RECORDS SHOWN Start Marker
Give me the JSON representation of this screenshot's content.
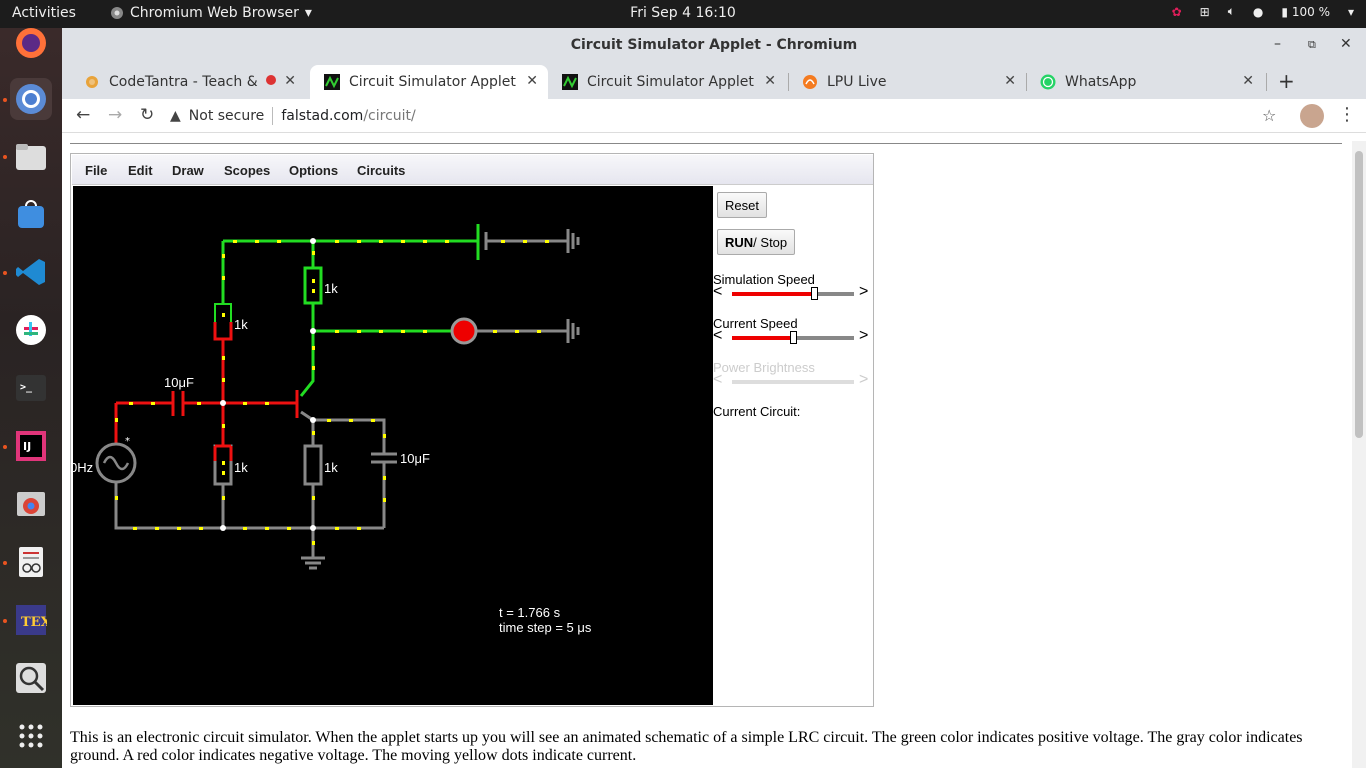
{
  "topbar": {
    "activities": "Activities",
    "app_menu": "Chromium Web Browser",
    "clock": "Fri Sep 4  16:10",
    "battery": "100 %"
  },
  "window": {
    "title": "Circuit Simulator Applet - Chromium"
  },
  "tabs": [
    {
      "label": "CodeTantra - Teach & L",
      "icon": "codetantra-icon",
      "active": false
    },
    {
      "label": "Circuit Simulator Applet",
      "icon": "falstad-icon",
      "active": true
    },
    {
      "label": "Circuit Simulator Applet",
      "icon": "falstad-icon",
      "active": false
    },
    {
      "label": "LPU Live",
      "icon": "lpu-icon",
      "active": false
    },
    {
      "label": "WhatsApp",
      "icon": "whatsapp-icon",
      "active": false
    }
  ],
  "omnibox": {
    "security": "Not secure",
    "host": "falstad.com",
    "path": "/circuit/"
  },
  "applet": {
    "menus": [
      "File",
      "Edit",
      "Draw",
      "Scopes",
      "Options",
      "Circuits"
    ],
    "reset_label": "Reset",
    "run_label": "RUN",
    "stop_label": " / Stop",
    "simulation_speed_label": "Simulation Speed",
    "simulation_speed_value": 0.67,
    "current_speed_label": "Current Speed",
    "current_speed_value": 0.5,
    "power_brightness_label": "Power Brightness",
    "current_circuit_label": "Current Circuit:",
    "time_label": "t = 1.766 s",
    "timestep_label": "time step = 5 μs",
    "components": {
      "r1": "1k",
      "r2": "1k",
      "r3": "1k",
      "r4": "1k",
      "c1": "10μF",
      "c2": "10μF",
      "source": "0Hz"
    }
  },
  "description": "This is an electronic circuit simulator.  When the applet starts up you will see an animated schematic of a simple LRC circuit. The green color indicates positive voltage.  The gray color indicates ground.  A red color indicates negative voltage.  The moving yellow dots indicate current.",
  "colors": {
    "positive": "#22dd22",
    "negative": "#ee1111",
    "ground": "#888888",
    "current_dots": "#ffff00"
  }
}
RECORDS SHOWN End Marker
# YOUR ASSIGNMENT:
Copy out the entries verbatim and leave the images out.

# ANSWER TO THE EXERCISE:
Give me the JSON representation of this screenshot's content.
{
  "topbar": {
    "activities": "Activities",
    "app_menu": "Chromium Web Browser",
    "clock": "Fri Sep 4  16:10",
    "battery": "100 %"
  },
  "window": {
    "title": "Circuit Simulator Applet - Chromium"
  },
  "tabs": [
    {
      "label": "CodeTantra - Teach & L",
      "icon": "codetantra-icon",
      "active": false
    },
    {
      "label": "Circuit Simulator Applet",
      "icon": "falstad-icon",
      "active": true
    },
    {
      "label": "Circuit Simulator Applet",
      "icon": "falstad-icon",
      "active": false
    },
    {
      "label": "LPU Live",
      "icon": "lpu-icon",
      "active": false
    },
    {
      "label": "WhatsApp",
      "icon": "whatsapp-icon",
      "active": false
    }
  ],
  "omnibox": {
    "security": "Not secure",
    "host": "falstad.com",
    "path": "/circuit/"
  },
  "applet": {
    "menus": [
      "File",
      "Edit",
      "Draw",
      "Scopes",
      "Options",
      "Circuits"
    ],
    "reset_label": "Reset",
    "run_label": "RUN",
    "stop_label": " / Stop",
    "simulation_speed_label": "Simulation Speed",
    "simulation_speed_value": 0.67,
    "current_speed_label": "Current Speed",
    "current_speed_value": 0.5,
    "power_brightness_label": "Power Brightness",
    "current_circuit_label": "Current Circuit:",
    "time_label": "t = 1.766 s",
    "timestep_label": "time step = 5 μs",
    "components": {
      "r1": "1k",
      "r2": "1k",
      "r3": "1k",
      "r4": "1k",
      "c1": "10μF",
      "c2": "10μF",
      "source": "0Hz"
    }
  },
  "description": "This is an electronic circuit simulator.  When the applet starts up you will see an animated schematic of a simple LRC circuit. The green color indicates positive voltage.  The gray color indicates ground.  A red color indicates negative voltage.  The moving yellow dots indicate current.",
  "colors": {
    "positive": "#22dd22",
    "negative": "#ee1111",
    "ground": "#888888",
    "current_dots": "#ffff00"
  }
}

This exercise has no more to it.